# Problem description:
Where in the material does the word "JSON" appear? Copy each line that has it.

::: Given data :::

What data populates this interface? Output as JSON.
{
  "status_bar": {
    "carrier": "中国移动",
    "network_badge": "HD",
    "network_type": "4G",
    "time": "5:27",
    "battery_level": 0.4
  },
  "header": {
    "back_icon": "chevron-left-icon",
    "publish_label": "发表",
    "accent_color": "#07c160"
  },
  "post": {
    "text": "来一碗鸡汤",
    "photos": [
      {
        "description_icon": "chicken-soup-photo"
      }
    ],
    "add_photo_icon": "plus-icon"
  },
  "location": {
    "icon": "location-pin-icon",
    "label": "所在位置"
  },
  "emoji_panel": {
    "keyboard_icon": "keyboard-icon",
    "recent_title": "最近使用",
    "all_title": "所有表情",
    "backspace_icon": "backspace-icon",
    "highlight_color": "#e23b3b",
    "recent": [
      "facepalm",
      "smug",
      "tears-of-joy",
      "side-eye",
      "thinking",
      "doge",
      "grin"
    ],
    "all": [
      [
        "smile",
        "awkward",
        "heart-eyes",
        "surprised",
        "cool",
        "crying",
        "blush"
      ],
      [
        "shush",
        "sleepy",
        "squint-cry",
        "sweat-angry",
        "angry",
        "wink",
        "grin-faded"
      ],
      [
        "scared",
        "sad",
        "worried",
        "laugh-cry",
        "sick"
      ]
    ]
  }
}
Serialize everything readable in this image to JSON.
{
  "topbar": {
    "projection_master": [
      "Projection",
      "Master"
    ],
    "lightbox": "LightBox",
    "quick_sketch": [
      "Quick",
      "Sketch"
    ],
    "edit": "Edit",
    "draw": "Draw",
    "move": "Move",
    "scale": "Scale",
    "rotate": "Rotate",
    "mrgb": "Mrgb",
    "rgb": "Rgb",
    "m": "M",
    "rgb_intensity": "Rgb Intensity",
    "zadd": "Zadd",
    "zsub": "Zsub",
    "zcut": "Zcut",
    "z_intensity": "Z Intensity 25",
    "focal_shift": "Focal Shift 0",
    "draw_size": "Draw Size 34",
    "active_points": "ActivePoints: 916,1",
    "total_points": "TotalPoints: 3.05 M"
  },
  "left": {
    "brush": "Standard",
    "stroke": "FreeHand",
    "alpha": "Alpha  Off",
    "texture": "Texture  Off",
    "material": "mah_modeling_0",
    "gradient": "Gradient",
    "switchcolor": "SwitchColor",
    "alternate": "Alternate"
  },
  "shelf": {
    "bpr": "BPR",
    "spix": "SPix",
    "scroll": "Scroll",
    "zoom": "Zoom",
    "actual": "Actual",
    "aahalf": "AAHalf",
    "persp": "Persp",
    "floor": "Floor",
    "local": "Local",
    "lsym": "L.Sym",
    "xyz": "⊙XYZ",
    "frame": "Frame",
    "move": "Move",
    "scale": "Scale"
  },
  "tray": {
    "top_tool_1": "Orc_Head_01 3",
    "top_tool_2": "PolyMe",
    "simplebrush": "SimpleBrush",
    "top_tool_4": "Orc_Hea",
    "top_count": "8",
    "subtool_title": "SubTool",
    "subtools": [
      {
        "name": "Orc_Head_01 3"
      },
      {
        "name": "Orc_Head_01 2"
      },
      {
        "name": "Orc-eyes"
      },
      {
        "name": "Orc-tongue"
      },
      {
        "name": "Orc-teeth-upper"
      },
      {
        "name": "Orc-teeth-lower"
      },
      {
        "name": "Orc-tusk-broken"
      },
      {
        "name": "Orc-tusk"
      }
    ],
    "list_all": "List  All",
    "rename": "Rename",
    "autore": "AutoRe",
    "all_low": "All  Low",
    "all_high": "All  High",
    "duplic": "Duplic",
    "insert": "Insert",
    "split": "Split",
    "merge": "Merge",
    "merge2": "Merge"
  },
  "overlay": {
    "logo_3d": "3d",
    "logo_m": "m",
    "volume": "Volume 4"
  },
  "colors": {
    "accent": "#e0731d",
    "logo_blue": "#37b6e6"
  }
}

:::

# Response:
What data populates this interface? Output as JSON.
Serialize everything readable in this image to JSON.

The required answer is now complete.